|Keywords||AIDS, Caregivers, Childbirth, Death and Dying, Empathy, Hospitalization, Human Worth, Incest, Infectious Disease, Nursing, Power Relations, Professionalism, Rape, Sexual Abuse, Suffering, Women's Health|
The 18 poems in this chapbook (26 pages) focus on caring relationships, especially between nurse and patient. In "Standing There" the poet admits that "our history isn't an album of healers." There is little to be triumphant about in the world of nursing and medicine: "Our story is how we did not break / and run--no matter how close / the lightning gouged." In "Blue Lace Socks" she evokes a nurse beside the bed of a dying child, "listening for the whisper of her blood pressure."
"Butterfly," a poem about caring for young men with AIDS, is characterized by honesty and sensitivity: "They cough as I enter their room, / and something in me stiffens." Yet, the nurse is able to close the gap between herself and the patients and demonstrate her care: "they are migrating back to the cocoon, / the place where brown masks / protect the unbeautiful." Some of the other poems deal just as sensitively with the explosive topics of childhood sexual abuse ("Taste of Tin") and rape ("This Red Oozing"). Blue Lace Socks", Butterfly, and This Red Oozing have been annotated in this database.

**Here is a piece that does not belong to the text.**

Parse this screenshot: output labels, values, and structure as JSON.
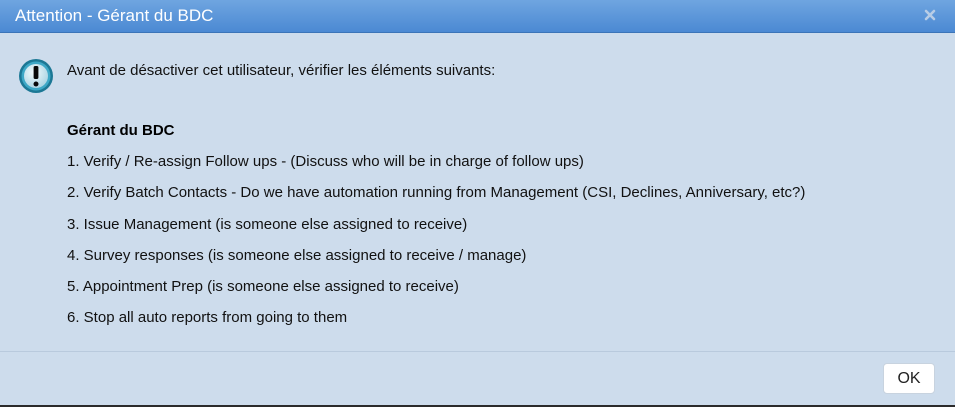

|Commentary||This is a fine collection of poems demonstrating the possibility of bridging the distance between ill person and caregiver. The nurse becomes a companion, a witness who speaks out forcefully from the experience of suffering. She gives us these poems out of her need to share: "what I cannot bear to carry / alone / in this world." Two of these poems ("Butterfly" and "Blue Lace Socks"), along with many other fine poems by nurses, appear in the anthology Between the Heartbeats: Poetry and Prose by Nurses, edited by Cortney Davis and Judy Schaefer (see this database).|
|Publisher||Kent State Univ. Press|
|Place Published||Kent, Ohio|
|Annotated by||Coulehan, Jack|
|Date of Entry||06/13/96|